A new bill aimed at creating mandatory life sentences for habitual violent offenders goes too far and could put nonviolent offenders behind bars for life as well, according to civil rights activists.
An Act Relative to Habitual Offenders, Sentencing, and Improving Law Enforcement Tools passed the House last week with 142 yes votes and 12 no votes, which came from members of the Legislative Black and Latino Caucus and four of the most liberal white representatives.
“While we in the Legislature have never been lenient to people in our communities who commit heinous crimes, I feel that the Habitual Offenders Bill is too broad and will adversely affect a person who commits a misdemeanor and who will be pooled into the same punishment as a person who commits a more heinous crime,” said 7th Suffolk District Rep. Gloria Fox. “This is why I and my colleagues were and are not in favor of bill H3811 as it is written today.”
State Rep. William Brownsberger, who represents the 24th Middlesex District in Belmont, said the wording of the bill makes it possible for a nonviolent offender to end up incarcerated for life.
“Under the bill as amended, a person twice convicted of retailing cocaine and twice sentenced to state prison who was then convicted of an unarmed robbery would receive a mandatory life sentence. Some unarmed robberies are not serious offenses — any forcible grab of money or property is an unarmed robbery,” Brownsberger wrote in a blog on his website. “A young man could turn 21 in prison doing life without ever having committed a crime of distinctive violence.”
The bill gained momentum after paroled convict Domenic Cinelli shot and killed a Woburn Police officer last year. Gov. Deval Patrick fired five members of the board who voted to grant Cinelli parole despite his extensive criminal history.
Boston Branch NAACP President Michael Curry says the Legislature is overreacting to the problem of habitual offenders by passing a law as draconian and California’s “three strikes” law.
“No community in the Commonwealth is more impacted by violence than the city of Boston,” he said. “However, despite this fact, we can’t have a knee-jerk reaction to law enforcement.

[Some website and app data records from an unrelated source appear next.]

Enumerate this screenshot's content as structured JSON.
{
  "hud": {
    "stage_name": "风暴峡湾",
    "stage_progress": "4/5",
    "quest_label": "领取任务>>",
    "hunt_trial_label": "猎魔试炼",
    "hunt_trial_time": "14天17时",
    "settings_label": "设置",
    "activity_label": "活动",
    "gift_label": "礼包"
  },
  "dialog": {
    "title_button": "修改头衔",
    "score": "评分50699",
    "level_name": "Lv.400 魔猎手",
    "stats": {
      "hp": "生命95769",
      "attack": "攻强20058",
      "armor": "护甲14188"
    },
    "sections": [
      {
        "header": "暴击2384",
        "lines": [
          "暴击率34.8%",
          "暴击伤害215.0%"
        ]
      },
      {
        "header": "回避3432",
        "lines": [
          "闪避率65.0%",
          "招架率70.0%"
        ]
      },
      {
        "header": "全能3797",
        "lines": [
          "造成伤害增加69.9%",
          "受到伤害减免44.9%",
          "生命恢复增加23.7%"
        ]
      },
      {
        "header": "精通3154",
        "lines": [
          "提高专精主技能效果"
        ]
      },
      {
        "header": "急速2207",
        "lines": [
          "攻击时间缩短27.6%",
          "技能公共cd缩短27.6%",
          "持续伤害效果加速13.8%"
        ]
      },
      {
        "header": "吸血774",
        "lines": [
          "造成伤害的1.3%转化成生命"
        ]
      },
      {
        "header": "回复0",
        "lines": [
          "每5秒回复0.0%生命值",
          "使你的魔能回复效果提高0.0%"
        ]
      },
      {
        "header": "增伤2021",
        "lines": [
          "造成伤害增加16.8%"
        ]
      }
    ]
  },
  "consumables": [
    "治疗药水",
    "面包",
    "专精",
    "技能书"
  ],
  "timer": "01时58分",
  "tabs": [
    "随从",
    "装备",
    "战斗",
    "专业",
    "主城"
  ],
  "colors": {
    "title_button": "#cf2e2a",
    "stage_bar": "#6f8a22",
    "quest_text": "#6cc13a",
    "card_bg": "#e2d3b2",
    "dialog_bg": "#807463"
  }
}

We remain concerned that with the unequal enforcement of the law and now with the potential consequences of a habitual offender bill that will further destabilize our communities and lead to over-and-prolonged incarceration.”
The NAACP was one of 30 black and Latino organizations statewide that issued a statement against the habitual offenders bill.
“This bill will have a devastating impact on communities of color throughout the state and is far too important to rush through without adequate time to analyze the potential impact and to develop a viable strategy to combat crime without increasing already alarming rates of incarceration,” said Jamarhl Crawford, editor of the Blackstonian website.
At a meeting last week with members of the Black and Latino Legislative Caucus, community activists called on elected officials in the House to postpone a vote on this bill.
The activists expressed concern with the prevalence of wrongful convictions and police misconduct in the Commonwealth, as well as the impact this proposal could have on people with drug and alcohol addictions.
The Center for Church and Prison also released a statement in opposition to this legislation last week, citing concerns with prison overcrowding, mandatory post-release supervision and increases and mandatory minimum sentences.
“Mandatory post release supervision would be forced upon all people incarcerated in Massachusetts prisons, thus increasing the revolving door of recidivism,” said the Center’s Executive Director Rev. Dr. George Walters-Sleyon.
“The proposed mandatory post-release supervision could cost approximately $11.6 million per year just for new parole officers but even greater and uncalculated costs would be incurred through speeding up a former prisoner’s return to prison due to the increased number and kinds of infractions for parole violations under the bill.”